_Exercise:_ When you return the entries, keep every word and mark exactly as it is.

_Provided information:_
- Opening Delimiter -
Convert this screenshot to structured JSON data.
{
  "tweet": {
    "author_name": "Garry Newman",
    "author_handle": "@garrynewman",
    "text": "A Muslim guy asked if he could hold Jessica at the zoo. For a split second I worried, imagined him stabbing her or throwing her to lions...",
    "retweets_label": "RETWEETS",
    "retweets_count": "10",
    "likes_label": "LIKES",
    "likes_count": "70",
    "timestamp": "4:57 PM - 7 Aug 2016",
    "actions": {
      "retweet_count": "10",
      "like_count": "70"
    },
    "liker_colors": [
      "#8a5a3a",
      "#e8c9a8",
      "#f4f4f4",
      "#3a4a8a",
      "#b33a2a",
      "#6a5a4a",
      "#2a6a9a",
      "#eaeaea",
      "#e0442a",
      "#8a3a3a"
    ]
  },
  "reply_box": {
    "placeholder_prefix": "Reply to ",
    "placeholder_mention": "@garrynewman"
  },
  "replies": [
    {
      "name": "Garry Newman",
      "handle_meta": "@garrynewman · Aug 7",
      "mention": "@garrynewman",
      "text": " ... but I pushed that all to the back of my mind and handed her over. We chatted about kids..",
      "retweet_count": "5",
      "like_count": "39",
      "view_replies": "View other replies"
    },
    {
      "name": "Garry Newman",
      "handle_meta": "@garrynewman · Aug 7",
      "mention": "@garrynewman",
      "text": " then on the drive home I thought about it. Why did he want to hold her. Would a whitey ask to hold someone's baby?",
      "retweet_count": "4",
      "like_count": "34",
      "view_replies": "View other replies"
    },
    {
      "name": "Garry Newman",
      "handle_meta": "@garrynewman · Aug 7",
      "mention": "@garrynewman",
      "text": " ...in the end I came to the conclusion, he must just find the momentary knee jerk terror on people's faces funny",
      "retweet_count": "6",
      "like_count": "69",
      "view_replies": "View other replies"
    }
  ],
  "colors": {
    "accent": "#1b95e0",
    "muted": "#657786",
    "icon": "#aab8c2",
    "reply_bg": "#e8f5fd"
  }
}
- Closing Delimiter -
_Solution to this task:_
Convert this screenshot to structured JSON data.
{
  "tweet": {
    "author_name": "Garry Newman",
    "author_handle": "@garrynewman",
    "text": "A Muslim guy asked if he could hold Jessica at the zoo. For a split second I worried, imagined him stabbing her or throwing her to lions...",
    "retweets_label": "RETWEETS",
    "retweets_count": "10",
    "likes_label": "LIKES",
    "likes_count": "70",
    "timestamp": "4:57 PM - 7 Aug 2016",
    "actions": {
      "retweet_count": "10",
      "like_count": "70"
    },
    "liker_colors": [
      "#8a5a3a",
      "#e8c9a8",
      "#f4f4f4",
      "#3a4a8a",
      "#b33a2a",
      "#6a5a4a",
      "#2a6a9a",
      "#eaeaea",
      "#e0442a",
      "#8a3a3a"
    ]
  },
  "reply_box": {
    "placeholder_prefix": "Reply to ",
    "placeholder_mention": "@garrynewman"
  },
  "replies": [
    {
      "name": "Garry Newman",
      "handle_meta": "@garrynewman · Aug 7",
      "mention": "@garrynewman",
      "text": " ... but I pushed that all to the back of my mind and handed her over. We chatted about kids..",
      "retweet_count": "5",
      "like_count": "39",
      "view_replies": "View other replies"
    },
    {
      "name": "Garry Newman",
      "handle_meta": "@garrynewman · Aug 7",
      "mention": "@garrynewman",
      "text": " then on the drive home I thought about it. Why did he want to hold her. Would a whitey ask to hold someone's baby?",
      "retweet_count": "4",
      "like_count": "34",
      "view_replies": "View other replies"
    },
    {
      "name": "Garry Newman",
      "handle_meta": "@garrynewman · Aug 7",
      "mention": "@garrynewman",
      "text": " ...in the end I came to the conclusion, he must just find the momentary knee jerk terror on people's faces funny",
      "retweet_count": "6",
      "like_count": "69",
      "view_replies": "View other replies"
    }
  ],
  "colors": {
    "accent": "#1b95e0",
    "muted": "#657786",
    "icon": "#aab8c2",
    "reply_bg": "#e8f5fd"
  }
}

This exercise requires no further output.